National forest policy programmes and Zero Deforestation (ZD) programmes require monitoring systems that use disturbance indicators to determine deforestation and forest degradation as well as changes in above-ground woody biomass. However, several technical challenges must be overcome in order to provide operational forest monitoring services for the humid and dry tropical forests, like the occurrence of persistent cloud conditions in tropical regions, which impact the effective use of optical EO data. Seasonal effects in tropical dry forest ecosystems, such as leaf fall in the dry season, combined with the limited availability of multi-seasonal EO data coverages also influence the quality and cost effectiveness of the monitoring systems. However, this situation drastically changed since the availability of Sentinel satellite data of the European Copernicus Programme, which provide the high-frequency, high-resolution optical and radar data required. The EU-funded EOMonDis project elaborated operational EO-based tropical forest monitoring services to support countries and a wide range of users with accurate, up-to-date forest information data. “The initiative particularly supports countries implementing the United Nations Framework Convention on Climate Change – Reducing Emissions From Deforestation in Developing Countries (UNFCCC REDD+) policy process as well as stakeholders involved in implementing ZD commitments,” says project coordinator Thomas Häusler.

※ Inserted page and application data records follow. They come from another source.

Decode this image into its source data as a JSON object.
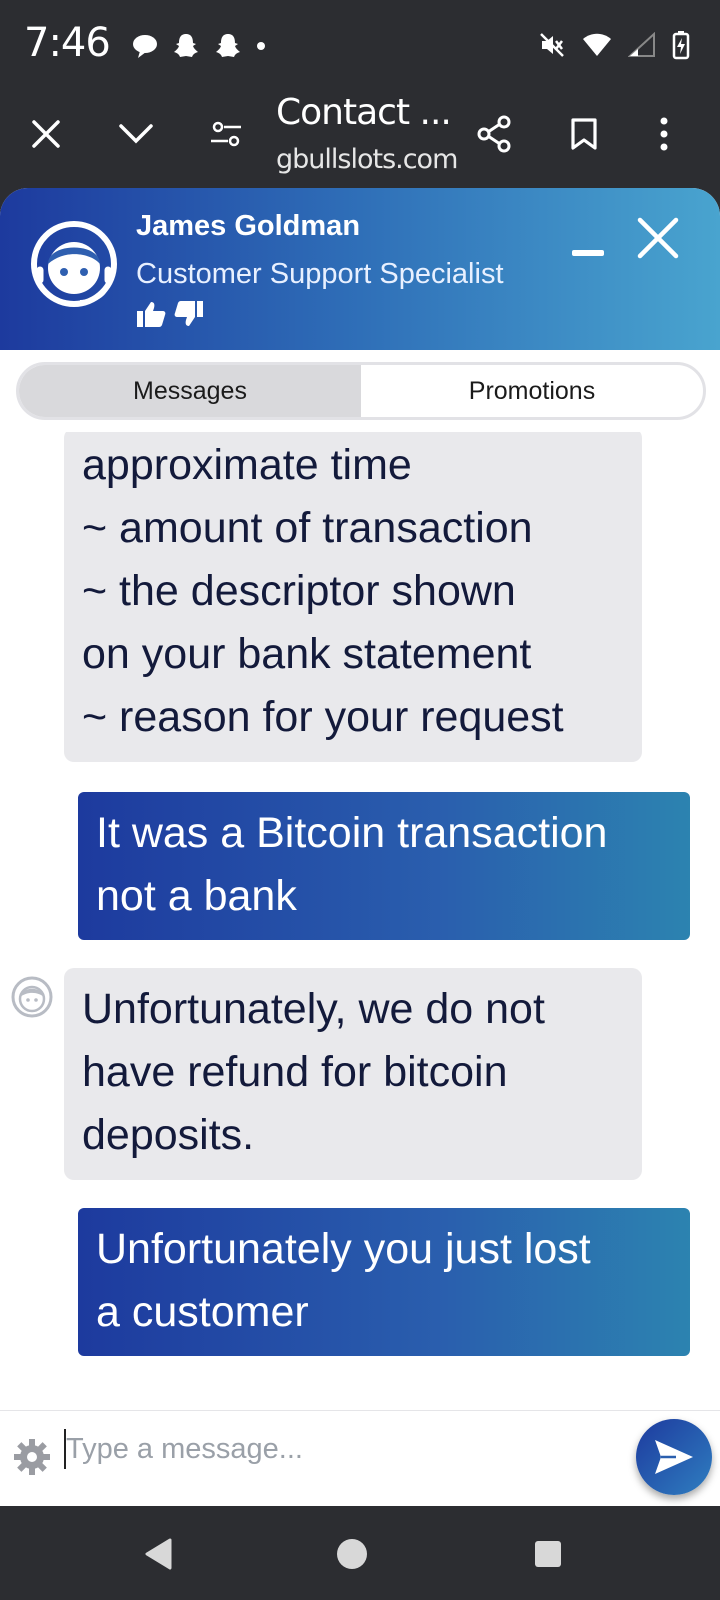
{
  "status_bar": {
    "time": "7:46",
    "icons": [
      "chat-notification-icon",
      "snapchat-icon",
      "snapchat-icon",
      "dot-icon",
      "mute-icon",
      "wifi-icon",
      "signal-icon",
      "battery-charging-icon"
    ]
  },
  "browser": {
    "title": "Contact ...",
    "url": "gbullslots.com",
    "buttons": [
      "close",
      "collapse",
      "page-settings",
      "share",
      "bookmark",
      "more"
    ]
  },
  "chat": {
    "agent_name": "James Goldman",
    "agent_role": "Customer Support Specialist",
    "tabs": [
      {
        "label": "Messages",
        "active": true
      },
      {
        "label": "Promotions",
        "active": false
      }
    ],
    "messages": [
      {
        "from": "agent",
        "lines": [
          "approximate time",
          "~ amount of transaction",
          "~ the descriptor shown",
          "on your bank statement",
          "~ reason for your request"
        ]
      },
      {
        "from": "user",
        "lines": [
          "It was a Bitcoin transaction",
          "not a bank"
        ]
      },
      {
        "from": "agent",
        "lines": [
          "Unfortunately, we do not",
          "have refund for bitcoin",
          "deposits."
        ]
      },
      {
        "from": "user",
        "lines": [
          "Unfortunately you just lost",
          "a customer"
        ]
      }
    ],
    "composer": {
      "placeholder": "Type a message...",
      "value": ""
    }
  },
  "colors": {
    "header_gradient_start": "#1d3a9e",
    "header_gradient_end": "#49a4cf",
    "agent_bubble": "#e9e9ec",
    "agent_text": "#131a3b",
    "system_bar": "#2c2d31"
  }
}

Researchers focused on improving forest monitoring systems, significantly contributing to sustainable environmental management by providing quantitative data on forest loss and land use changes. This information is required for the implementation of several environmental policies such as the UN Forum on Forests, the UNFCCC REDD+ process and the UN Convention on Biological Diversity, as well as national and regional forest strategies and policies. Forest Monitoring and the REDD+ Policy is also embedded in the Paris Agreement of 2015; furthermore, the agreement requires countries to prepare their activities for reduction of greenhouse gases in a post-2020 time frame as part of their nationally determined contributions (NDCs). “In this context, most developing countries have included REDD+ in their NDCs, which provides further opportunities for the results from the current project to be utilised in a beneficial manner for policy implementation and the overall sustainable management of natural resources in countries,” explains Häusler.
EOMonDis service providers and research partners worked together to overcome existing challenges in tropical forest monitoring by integrating dense time series from optical and radar sensor systems, especially from the Sentinels of the European Copernicus programme. Scientists developed and tested these techniques and demonstrated them at selected sites in Cameroon, Gabon, Malawi and Peru. User feedback from these demonstrations provided the basis for further improvements and customisations of the products and the service platform. “EOMonDis is now ready to provide user-tailored forest monitoring products for roll-out, such as forest cover and land use maps, near real-time forest disturbance maps and respective change products,” concludes Häusler.
EOMonDis, forest, REDD+, forest disturbance, Earth Observation, Sentinel, UNFCCC, United Nations Framework Convention on Climate Change, Paris Agreement